Achievement in U.S. elementary schools lags behind many industrialized countries. The U.S. comes in 16th in science and 23rd in math. Our major economic competitors -- China, Japan, Canada, Germany and Korea -- are far ahead. So why is it so hard for us to implement new approaches that will improve our kids’ performance?
Legislation is working its way through the Louisiana legislature that would strip levee districts of their autonomy. Board members of several large levee boards are crying foul and charge that flood protection will suffer and emergency responses will slow down. Louisiana has twenty-three levee boards that cover the state’s waterways from the Arkansas border to the Gulf of Mexico. But here’s the question. Why have any levee boards at all?
Louisiana Governor Bobby Jindal made a splash of headlines a few weeks ago by proposing his alternative to Obamacare. Many of his ideas are the part of the same list he’s been shopping around for years, some of it pieced together from a litany of Republican proposals. He’s being blistered by a number of state and national columnists for not putting forth anything new or original.
Down on the Bayou in my home state of Louisiana, there’s a feeding frenzy going on. Now, if you live in the state but have been on vacation, say, in the Ukraine, you may not be aware that the Fifth District Congressman Vance McAllister is in a real pickle and has created quite a mess for himself. The vultures from his own Republican Party smell blood, and they’re already pouncing.

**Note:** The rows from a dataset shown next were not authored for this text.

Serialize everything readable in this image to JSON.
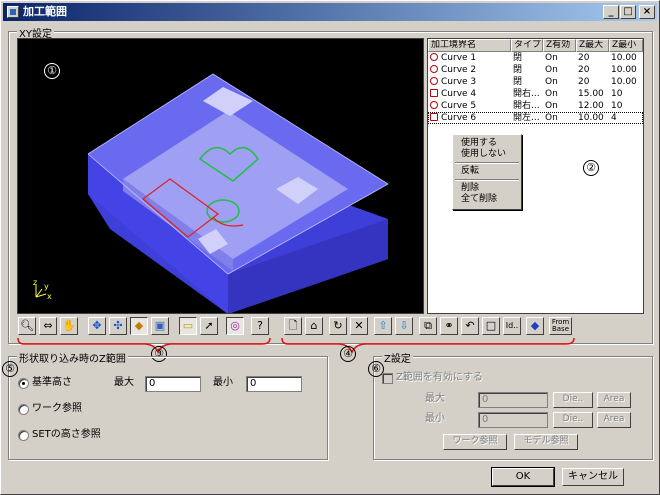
{
  "window": {
    "title": "加工範囲",
    "min": "_",
    "max": "□",
    "close": "×"
  },
  "xy_group": {
    "title": "XY設定"
  },
  "markers": {
    "m1": "①",
    "m2": "②",
    "m3": "③",
    "m4": "④",
    "m5": "⑤",
    "m6": "⑥"
  },
  "list": {
    "columns": [
      "加工境界名",
      "タイプ",
      "Z有効",
      "Z最大",
      "Z最小"
    ],
    "rows": [
      {
        "icon": "closed-curve-icon",
        "name": "Curve 1",
        "type": "閉",
        "z": "On",
        "zmax": "20",
        "zmin": "10.00"
      },
      {
        "icon": "closed-curve-icon",
        "name": "Curve 2",
        "type": "閉",
        "z": "On",
        "zmax": "20",
        "zmin": "10.00"
      },
      {
        "icon": "closed-curve-icon",
        "name": "Curve 3",
        "type": "閉",
        "z": "On",
        "zmax": "20",
        "zmin": "10.00"
      },
      {
        "icon": "open-curve-icon",
        "name": "Curve 4",
        "type": "開右...",
        "z": "On",
        "zmax": "15.00",
        "zmin": "10"
      },
      {
        "icon": "closed-curve-icon",
        "name": "Curve 5",
        "type": "開右...",
        "z": "On",
        "zmax": "12.00",
        "zmin": "10"
      },
      {
        "icon": "open-curve-icon",
        "name": "Curve 6",
        "type": "開左...",
        "z": "On",
        "zmax": "10.00",
        "zmin": "4"
      }
    ]
  },
  "context_menu": {
    "use": "使用する",
    "unuse": "使用しない",
    "reverse": "反転",
    "delete": "削除",
    "delete_all": "全て削除"
  },
  "toolbar": {
    "from_base_1": "From",
    "from_base_2": "Base",
    "id": "Id.."
  },
  "z_range_group": {
    "title": "形状取り込み時のZ範囲",
    "opt_base": "基準高さ",
    "opt_work": "ワーク参照",
    "opt_set": "SETの高さ参照",
    "max_label": "最大",
    "max_value": "0",
    "min_label": "最小",
    "min_value": "0"
  },
  "z_group": {
    "title": "Z設定",
    "enable_label": "Z範囲を有効にする",
    "max_label": "最大",
    "max_value": "0",
    "min_label": "最小",
    "min_value": "0",
    "die": "Die..",
    "area": "Area",
    "work_ref": "ワーク参照",
    "model_ref": "モデル参照"
  },
  "buttons": {
    "ok": "OK",
    "cancel": "キャンセル"
  },
  "axis": {
    "x": "x",
    "y": "y",
    "z": "z"
  }
}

For the fourth year in a row, Louisiana is number one. That’s right! Once again, the Bayou State has been named as the home of the worst drivers in America.
Millions of rabid college basketball fans have been glued to their TVs over the past month as March Madness reaches its crescendo. And the big bucks have been rolling in. With coaches getting bigger salaries and colleges splitting huge TV and admission revenue, there are lots of winners. But one group is being exploited and shortchanged — the players themselves.
Louisiana’s congressional members of both parties were throwing cheers and high fives. They had done it. They had put an end to the proposed outrageous flood insurance rates. “I’m very proud,” beamed Democratic Senator Mary Landrieu. Her challenger in the coming fall election, Congressman Bill Cassidy, papered the state with press releases exclaiming, “This is a great day for Louisiana.”
It shouldn’t have surprised anyone paying attention to Louisiana politics. Former Louisiana Governor Edwin Edwards made it official this week. He will be a candidate for the U.S. Congress in the coming fall election. The political prognosticators say the congressional district has been gerrymandered by the Louisiana legislature to favor a republican candidate. Edwards feels otherwise.
Louisiana Governor Bobby Jindal threw a hissy fit in front of the White House earlier this month. He joined other governors in having a non-partisan luncheon with the president, then walked out on the lawn and began blasting away at what he perceived to be the Obama ineptitude. Connecticut Governor Daniel Malloy called Jindal a “cheap shot artist,” and even Jindal’s fellow republican colleagues rolled their eyes in dismay.